Many cardio- vascular ailments, such as ischemic heart disease, stroke, and peripheral vascular disease, are caused by loss of vascular supply, which causes ir- reversible cell loss and organ failure. Successful treatment of these diseases through traditional or regenerative ap- proaches will require re-establishing normal vascular beds, both for proper nutrient exchange and for essential paracrine signals exchanged between vascular cells and organ stroma.

52

how was the paper which as successful in producing endothelial cells carried out?

- hECS were used and there were turned into ECs in three stages:
-In phase 1 (BMP4+ GSK3beta inhibitors), PSCs dif- ferentiate into mesodermal precursors, which commit to EPs in phase 2 (VEG-A+ DAPT a notch inhibitor), and then differentiate into mature endo- thelial cells (ECs) in phase 3.

53

what was the key finding with generating ECs from heck?

notch inhibition was needed in stage 2 (committment of mesoderm precursors to EPs) and then release of inhibition on stage 3

54

what are the main things that VEGF is needed for?

stimulating EC migration and proliferation , MMP production and matrix degradation

55

why are cells in co culture used to look at angiogenesis?

having a cell providing the support is more physiological

56

what three types of tube formation

ECs in collagen- laminin co-cultures with HBMSCs showed morphologies that could be mimicking cavitation, cord hollowing or cell hollowing.

57

what did the study looking at tube formation find in terms of VE-cahderin?

Qualitative evidence through immunostaining in this study showed that VE-cadherin surface localisation on day 7 was more prominent in our collagen-laminin co-cultures compared to collagen only.

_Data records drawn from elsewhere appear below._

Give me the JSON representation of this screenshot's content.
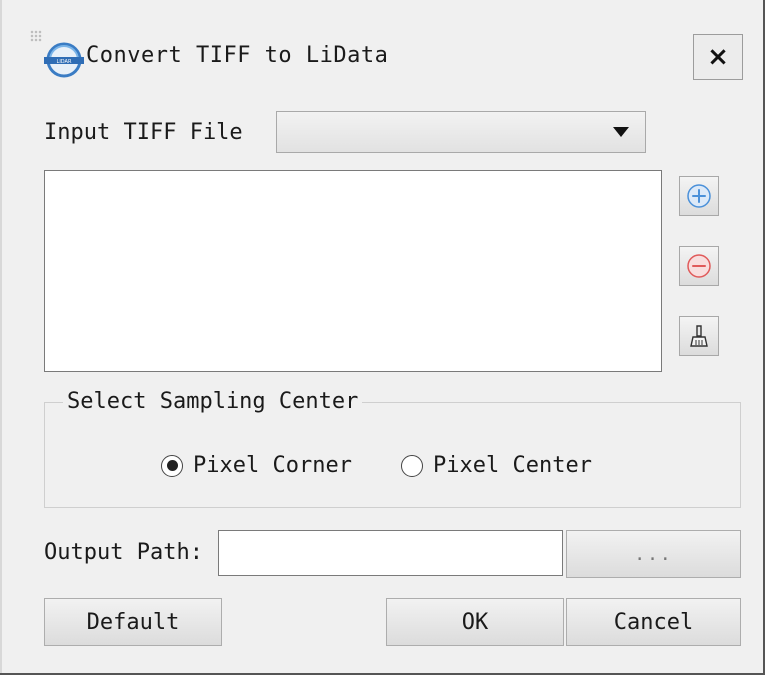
{
  "window": {
    "title": "Convert TIFF to LiData",
    "close_label": "×",
    "logo_icon": "lidata-app-logo-icon"
  },
  "input": {
    "label": "Input TIFF File",
    "selected_value": ""
  },
  "file_list": {
    "items": []
  },
  "side_buttons": {
    "add_icon": "plus-circle-icon",
    "remove_icon": "minus-circle-icon",
    "clear_icon": "broom-icon"
  },
  "sampling": {
    "title": "Select Sampling Center",
    "options": [
      {
        "label": "Pixel Corner",
        "checked": true
      },
      {
        "label": "Pixel Center",
        "checked": false
      }
    ]
  },
  "output": {
    "label": "Output Path:",
    "value": "",
    "browse_label": "..."
  },
  "buttons": {
    "default_label": "Default",
    "ok_label": "OK",
    "cancel_label": "Cancel"
  },
  "colors": {
    "add_icon": "#4a90d9",
    "remove_icon": "#e05a5a",
    "dialog_bg": "#f0f0f0"
  }
}
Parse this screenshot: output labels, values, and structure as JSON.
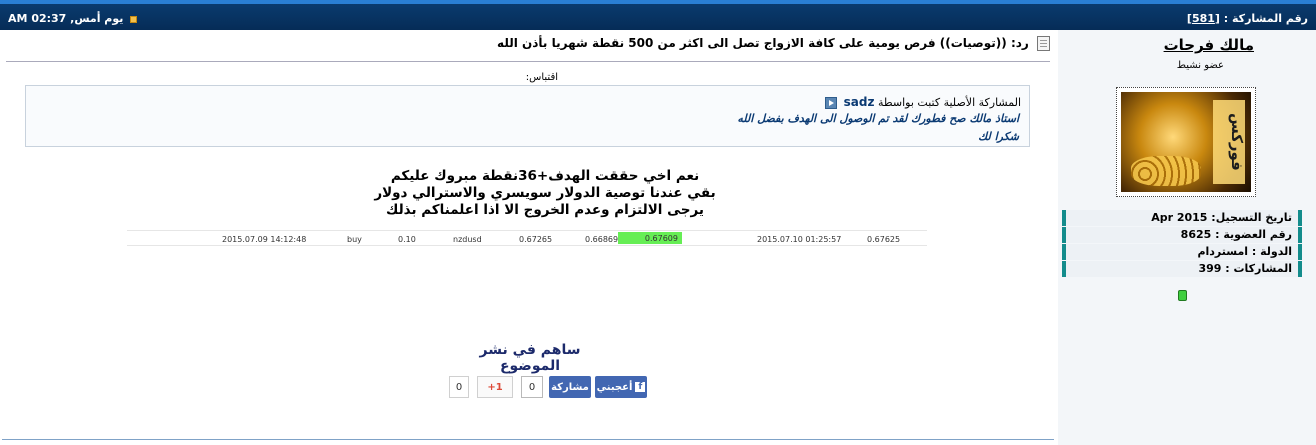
{
  "header": {
    "post_date": "يوم أمس, 02:37 AM",
    "post_number_label": "رقم المشاركة :",
    "post_number": "581"
  },
  "post": {
    "title": "رد: ((توصيات)) فرص يومية على كافة الازواج تصل الى اكثر من 500 نقطة شهريا بأذن الله",
    "quote_label": "اقتباس:",
    "quote": {
      "prefix": "المشاركة الأصلية كتبت بواسطة",
      "author": "sadz",
      "line1": "استاذ مالك صح فطورك لقد تم الوصول الى الهدف بفضل الله",
      "line2": "شكرا لك"
    },
    "message_lines": [
      "نعم اخي حققت الهدف+36نقطة مبروك عليكم",
      "بقي عندنا توصية الدولار سويسري والاسترالي دولار",
      "يرجى الالتزام وعدم الخروج الا اذا اعلمناكم بذلك"
    ],
    "trade": {
      "open_time": "2015.07.09 14:12:48",
      "type": "buy",
      "size": "0.10",
      "symbol": "nzdusd",
      "open_price": "0.67265",
      "stop_loss": "0.66869",
      "take_profit": "0.67609",
      "close_time": "2015.07.10 01:25:57",
      "close_price": "0.67625"
    },
    "share_heading": "ساهم في نشر الموضوع",
    "social": {
      "gplus_count": "0",
      "gplus_label": "+1",
      "share_count": "0",
      "share_label": "مشاركة",
      "like_label": "أعجبني"
    }
  },
  "user": {
    "name": "مالك فرحات",
    "title": "عضو نشيط",
    "avatar_text": "فوركس",
    "info": [
      "تاريخ التسجيل: Apr 2015",
      "رقم العضوية : 8625",
      "الدولة : امستردام",
      "المشاركات : 399"
    ]
  },
  "colors": {
    "header_bg": "#0a3b6e",
    "highlight": "#66ee55",
    "facebook": "#4267b2",
    "accent_border": "#138c8c"
  }
}
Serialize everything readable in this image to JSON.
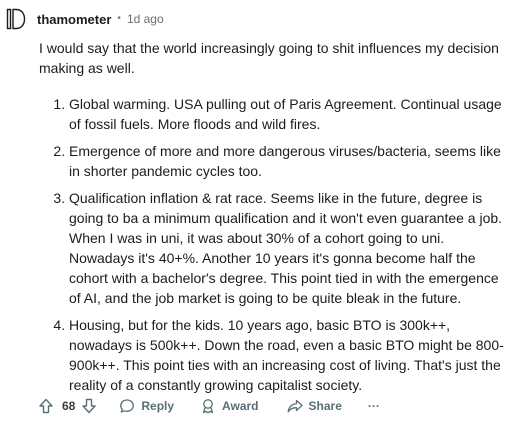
{
  "comment": {
    "username": "thamometer",
    "separator": "•",
    "timestamp": "1d ago",
    "intro": "I would say that the world increasingly going to shit influences my decision making as well.",
    "items": [
      "Global warming. USA pulling out of Paris Agreement. Continual usage of fossil fuels. More floods and wild fires.",
      "Emergence of more and more dangerous viruses/bacteria, seems like in shorter pandemic cycles too.",
      "Qualification inflation & rat race. Seems like in the future, degree is going to ba a minimum qualification and it won't even guarantee a job. When I was in uni, it was about 30% of a cohort going to uni. Nowadays it's 40+%. Another 10 years it's gonna become half the cohort with a bachelor's degree. This point tied in with the emergence of AI, and the job market is going to be quite bleak in the future.",
      "Housing, but for the kids. 10 years ago, basic BTO is 300k++, nowadays is 500k++. Down the road, even a basic BTO might be 800-900k++. This point ties with an increasing cost of living. That's just the reality of a constantly growing capitalist society."
    ]
  },
  "actions": {
    "vote_count": "68",
    "reply_label": "Reply",
    "award_label": "Award",
    "share_label": "Share",
    "more_label": "···"
  },
  "icons": {
    "avatar": "avatar-icon",
    "upvote": "upvote-icon",
    "downvote": "downvote-icon",
    "reply": "reply-icon",
    "award": "award-icon",
    "share": "share-icon"
  },
  "colors": {
    "text": "#1c1c1c",
    "meta": "#6b6f73",
    "action": "#576f76"
  }
}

Higher VE-cadherin levels have previously been shown to correlate with higher VEGFR2 expression. VEGFR2 surface expression is stabilised as a result of the interaction with cadherins, decreasing receptor internalisation

58

what types of stem cells have been considered for ECs?

mesenchymal stem cells- A recent study demonstrated that MSCs are capable of differentiating toward vascular lineages both in vitro and in vivo

59

Has adding VEGF in vivo been good for promoting angiogenesis? what can be done instead?

- no , better to use combination:

60

how have mechanical stresses been implicated in angiogenesis?

Ye et al. demonstrated that shear stress, as well as vascular SMCs, promotes endothelial differentiation of EPCs via activation of Akt, which may provide new insight into vascular regeneration

61

what was the take home message from her work?

Attachment of ECs to laminin via α6β1 and α6β4 regulates VEGFR2 expression